The Bill was labelled a 'very progressive and necessary piece of legislation,' by Fine Gael Senator Martin Conway. 

Fianna Fáil Senator Robbie Gallagher said that his party supported the Bill, and described it as a 'much needed' piece of legislation and 'a sensible measure and solution.'

'It was encouraging to see the Bill receive enthusiastic support from Senators across the political spectrum,' said communications executive at IMPACT Trade Union, Lughan Deane

'It’s worth noting that some Senators expressed minor concerns around ensuring that the legislation is both of benefit to workers and fair and practicable for employers.'

'Given that IMPACT is both a trade union representing workers’ interests and an employer, we too have an interest in ensuring both objectives are met.'

'It’s important to realise that this Bill is a carrot, not a stick. The emphasis is (and should be) on celebrating good practise where pay equality is concerned.'



Today, the Seanad will debate the Gender Pay Gap Information Bill 2017.

If made into law, the Bill would require organisations with more than 50 employees to publish regular wage surveys aimed at measuring their internal Gender Pay Gaps.

'The EU figures show that in Ireland, women currently earn around 13.9 per cent less than men – better than the equivalent gap in the UK, where the difference is 19.5 per cent, but still impacting significantly on women’s careers and incomes,' wrote Labour Party Senator Ivana Bacik in her column for The Journal.

'Put another way, that figure equates to women in full time employment working for free in Ireland for about one month of every year.'
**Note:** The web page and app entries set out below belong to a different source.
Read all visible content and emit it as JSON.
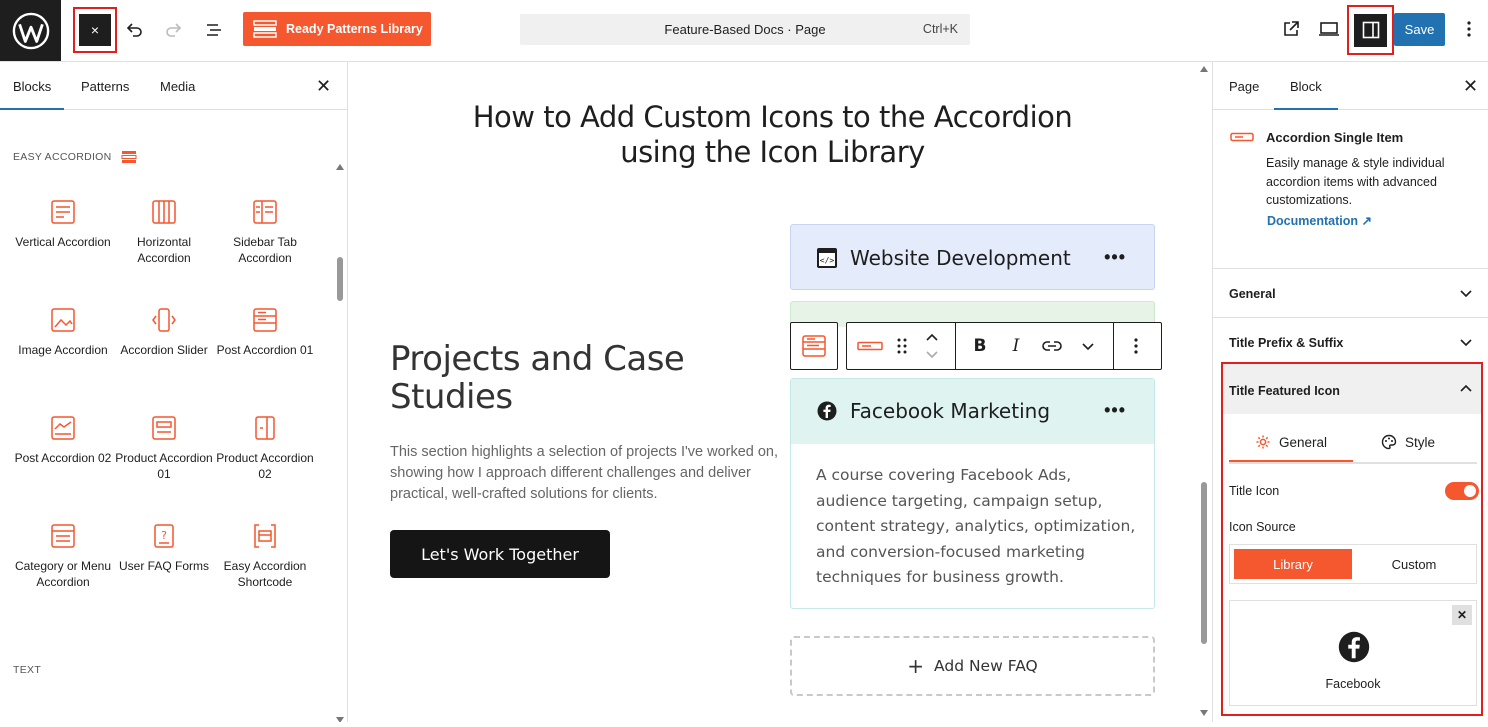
{
  "topbar": {
    "close_label": "×",
    "ready_patterns_label": "Ready Patterns Library",
    "command_title": "Feature-Based Docs · Page",
    "command_shortcut": "Ctrl+K",
    "save_label": "Save",
    "accent": "#f5572e",
    "save_color": "#2271b1"
  },
  "inserter": {
    "tabs": [
      "Blocks",
      "Patterns",
      "Media"
    ],
    "category_easy": "EASY ACCORDION",
    "category_text": "TEXT",
    "blocks": [
      {
        "label": "Vertical Accordion",
        "icon": "vertical-accordion-icon"
      },
      {
        "label": "Horizontal Accordion",
        "icon": "horizontal-accordion-icon"
      },
      {
        "label": "Sidebar Tab Accordion",
        "icon": "sidebar-tab-accordion-icon"
      },
      {
        "label": "Image Accordion",
        "icon": "image-accordion-icon"
      },
      {
        "label": "Accordion Slider",
        "icon": "accordion-slider-icon"
      },
      {
        "label": "Post Accordion 01",
        "icon": "post-accordion-icon"
      },
      {
        "label": "Post Accordion 02",
        "icon": "post-accordion-2-icon"
      },
      {
        "label": "Product Accordion 01",
        "icon": "product-accordion-icon"
      },
      {
        "label": "Product Accordion 02",
        "icon": "product-accordion-2-icon"
      },
      {
        "label": "Category or Menu Accordion",
        "icon": "category-accordion-icon"
      },
      {
        "label": "User FAQ Forms",
        "icon": "faq-form-icon"
      },
      {
        "label": "Easy Accordion Shortcode",
        "icon": "shortcode-icon"
      }
    ]
  },
  "canvas": {
    "heading": "How to Add Custom Icons to the Accordion using the Icon Library",
    "section_title": "Projects and Case Studies",
    "section_text": "This section highlights a selection of projects I've worked on, showing how I approach different challenges and deliver practical, well-crafted solutions for clients.",
    "cta_label": "Let's Work Together",
    "accordion_items": [
      {
        "title": "Website Development",
        "icon": "code-window-icon"
      },
      {
        "title": "Facebook Marketing",
        "icon": "facebook-icon",
        "body": "A course covering Facebook Ads, audience targeting, campaign setup, content strategy, analytics, optimization, and conversion-focused marketing techniques for business growth."
      }
    ],
    "toolbar": {
      "bold": "B",
      "italic": "I"
    },
    "add_faq_label": "Add New FAQ"
  },
  "settings": {
    "tabs": [
      "Page",
      "Block"
    ],
    "block_title": "Accordion Single Item",
    "block_desc": "Easily manage & style individual accordion items with advanced customizations.",
    "doc_link": "Documentation ↗",
    "sections": [
      "General",
      "Title Prefix & Suffix",
      "Title Featured Icon"
    ],
    "subtabs": [
      "General",
      "Style"
    ],
    "title_icon_label": "Title Icon",
    "title_icon_enabled": true,
    "icon_source_label": "Icon Source",
    "icon_source_options": [
      "Library",
      "Custom"
    ],
    "selected_icon_name": "Facebook",
    "remove_icon": "✕"
  }
}
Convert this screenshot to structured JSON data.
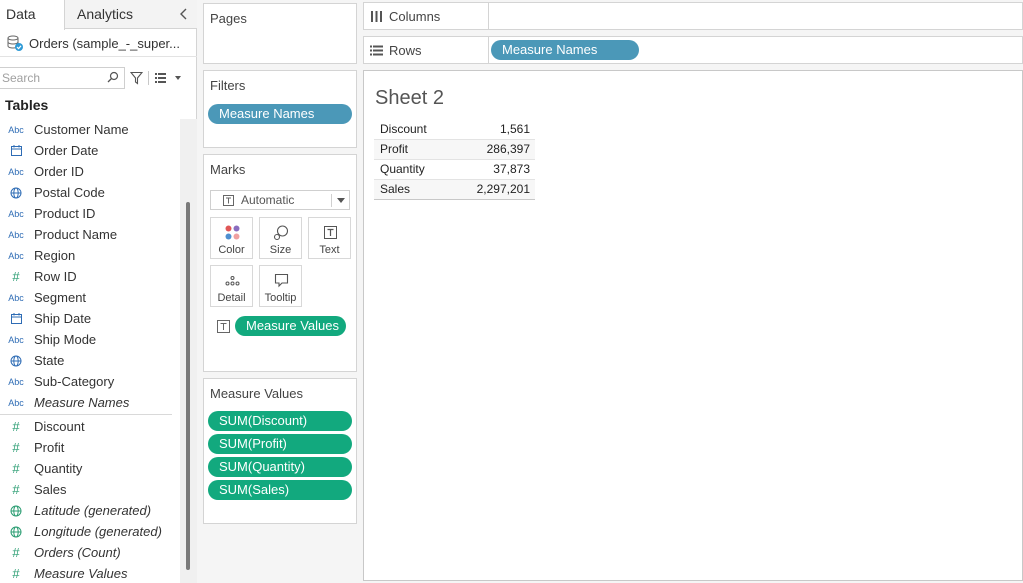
{
  "data_pane": {
    "tabs": [
      "Data",
      "Analytics"
    ],
    "datasource": "Orders (sample_-_super...",
    "search": {
      "placeholder": "Search"
    },
    "tables_title": "Tables",
    "dimensions": [
      {
        "icon": "Abc",
        "name": "Customer Name",
        "italic": false
      },
      {
        "icon": "date",
        "name": "Order Date",
        "italic": false
      },
      {
        "icon": "Abc",
        "name": "Order ID",
        "italic": false
      },
      {
        "icon": "globe",
        "name": "Postal Code",
        "italic": false
      },
      {
        "icon": "Abc",
        "name": "Product ID",
        "italic": false
      },
      {
        "icon": "Abc",
        "name": "Product Name",
        "italic": false
      },
      {
        "icon": "Abc",
        "name": "Region",
        "italic": false
      },
      {
        "icon": "#",
        "name": "Row ID",
        "italic": false
      },
      {
        "icon": "Abc",
        "name": "Segment",
        "italic": false
      },
      {
        "icon": "date",
        "name": "Ship Date",
        "italic": false
      },
      {
        "icon": "Abc",
        "name": "Ship Mode",
        "italic": false
      },
      {
        "icon": "globe",
        "name": "State",
        "italic": false
      },
      {
        "icon": "Abc",
        "name": "Sub-Category",
        "italic": false
      },
      {
        "icon": "Abc",
        "name": "Measure Names",
        "italic": true
      }
    ],
    "measures": [
      {
        "icon": "#",
        "name": "Discount",
        "italic": false
      },
      {
        "icon": "#",
        "name": "Profit",
        "italic": false
      },
      {
        "icon": "#",
        "name": "Quantity",
        "italic": false
      },
      {
        "icon": "#",
        "name": "Sales",
        "italic": false
      },
      {
        "icon": "globe",
        "name": "Latitude (generated)",
        "italic": true
      },
      {
        "icon": "globe",
        "name": "Longitude (generated)",
        "italic": true
      },
      {
        "icon": "#",
        "name": "Orders (Count)",
        "italic": true
      },
      {
        "icon": "#",
        "name": "Measure Values",
        "italic": true
      }
    ]
  },
  "pages": {
    "title": "Pages"
  },
  "filters": {
    "title": "Filters",
    "pills": [
      "Measure Names"
    ]
  },
  "marks": {
    "title": "Marks",
    "mark_type": "Automatic",
    "buttons": {
      "color": "Color",
      "size": "Size",
      "text": "Text",
      "detail": "Detail",
      "tooltip": "Tooltip"
    },
    "text_pill": "Measure Values"
  },
  "measure_values": {
    "title": "Measure Values",
    "pills": [
      "SUM(Discount)",
      "SUM(Profit)",
      "SUM(Quantity)",
      "SUM(Sales)"
    ]
  },
  "shelves": {
    "columns": {
      "label": "Columns",
      "pills": []
    },
    "rows": {
      "label": "Rows",
      "pills": [
        "Measure Names"
      ]
    }
  },
  "sheet": {
    "title": "Sheet 2",
    "rows": [
      {
        "label": "Discount",
        "value": "1,561"
      },
      {
        "label": "Profit",
        "value": "286,397"
      },
      {
        "label": "Quantity",
        "value": "37,873"
      },
      {
        "label": "Sales",
        "value": "2,297,201"
      }
    ]
  },
  "colors": {
    "dimension_pill": "#4b98b8",
    "measure_pill": "#12a97e"
  }
}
'Following the introduction of European pay equality directives, we passed equal pay legislation in Ireland more than forty years ago, in 1974, yet women still have not achieved anything close to pay parity with our male colleagues.'

The bill will be brought to Seanad attention today to be discussed by the Government. 

'Labour understands that there is a range of factors, including the issue of unconscious bias, which contributes to gender inequality in the workplace,' commented spokesperson on Children and Youth Affairs, Jan O’Sullivan.